Take the 2-minute tour ×
Stack Overflow is a question and answer site for professional and enthusiast programmers. It's 100% free, no registration required.

File contains fully qualified pathnames (ex /aaa/bbb/cc). I need to search the file for /bbb/cc only. The /bbb/cc is an argument to a bash script which performs the search.

My problem is the forward slashs in the argument:

find . -name '*.txt' -print | xargs grep $1 /dev/null
share|improve this question

2 Answers 2

I'm not sure if that's what you mean, but if you're looking for a regular expression to use in grep to match /bbb/cc, but not /aaa/bbb/cc, then you can use this:

$  grep '^/bbb/cc$' <filename>
share|improve this answer
find . -name \*.txt -exec grep `echo $1 | sed -E 's;^/[^/]+;;'` /dev/null \;

The sed expression will strip off the leading path component from your $1. Since we're working with a pattern that has slashes in it, I've arbitrarily chosen semicolons as delimiters. It's saying to substitute a blank (;;) for each line (there's just one) that begins with a slash and is followed by one or more non-slash characters.

share|improve this answer

Your Answer

 
discard

By posting your answer, you agree to the privacy policy and terms of service.

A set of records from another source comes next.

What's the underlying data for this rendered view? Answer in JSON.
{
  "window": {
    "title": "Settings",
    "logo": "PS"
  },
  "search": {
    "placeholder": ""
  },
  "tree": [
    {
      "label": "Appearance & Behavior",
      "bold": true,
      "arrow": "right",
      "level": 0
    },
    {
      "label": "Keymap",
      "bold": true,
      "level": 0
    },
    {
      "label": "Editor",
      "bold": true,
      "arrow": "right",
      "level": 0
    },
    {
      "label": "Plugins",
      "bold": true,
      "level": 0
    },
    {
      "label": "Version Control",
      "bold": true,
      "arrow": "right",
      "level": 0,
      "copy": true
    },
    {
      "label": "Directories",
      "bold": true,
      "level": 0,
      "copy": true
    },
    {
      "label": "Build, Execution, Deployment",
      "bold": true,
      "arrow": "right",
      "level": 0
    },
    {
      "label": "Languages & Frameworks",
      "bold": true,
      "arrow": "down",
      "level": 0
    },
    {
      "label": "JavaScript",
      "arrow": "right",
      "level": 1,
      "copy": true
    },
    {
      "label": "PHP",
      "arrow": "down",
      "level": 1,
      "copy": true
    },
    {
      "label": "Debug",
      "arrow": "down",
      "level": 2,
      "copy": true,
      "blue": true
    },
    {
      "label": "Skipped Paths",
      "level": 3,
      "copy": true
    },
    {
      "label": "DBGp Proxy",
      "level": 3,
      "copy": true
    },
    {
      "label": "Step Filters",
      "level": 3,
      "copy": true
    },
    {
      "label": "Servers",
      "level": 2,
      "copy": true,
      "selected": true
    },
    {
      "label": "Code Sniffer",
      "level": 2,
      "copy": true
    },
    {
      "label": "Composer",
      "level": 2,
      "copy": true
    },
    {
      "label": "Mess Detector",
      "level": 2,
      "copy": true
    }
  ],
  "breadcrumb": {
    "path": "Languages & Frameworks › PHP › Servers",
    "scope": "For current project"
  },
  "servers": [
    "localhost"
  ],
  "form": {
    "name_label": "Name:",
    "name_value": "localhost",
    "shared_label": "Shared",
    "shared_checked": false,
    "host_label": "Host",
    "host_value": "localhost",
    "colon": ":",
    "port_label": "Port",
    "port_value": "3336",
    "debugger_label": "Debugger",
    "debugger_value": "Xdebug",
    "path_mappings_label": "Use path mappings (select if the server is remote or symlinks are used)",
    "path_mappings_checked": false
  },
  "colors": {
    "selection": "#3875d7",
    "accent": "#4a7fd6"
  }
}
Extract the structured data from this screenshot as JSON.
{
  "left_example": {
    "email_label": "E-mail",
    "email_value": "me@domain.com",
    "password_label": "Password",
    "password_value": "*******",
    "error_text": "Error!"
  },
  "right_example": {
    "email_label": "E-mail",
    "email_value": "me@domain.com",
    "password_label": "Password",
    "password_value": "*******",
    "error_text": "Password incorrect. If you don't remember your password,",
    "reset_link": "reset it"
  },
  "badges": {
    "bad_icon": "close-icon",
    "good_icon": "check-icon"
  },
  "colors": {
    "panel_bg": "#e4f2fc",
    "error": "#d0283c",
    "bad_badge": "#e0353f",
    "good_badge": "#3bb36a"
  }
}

Not the answer you're looking for? Browse other questions tagged or ask your own question.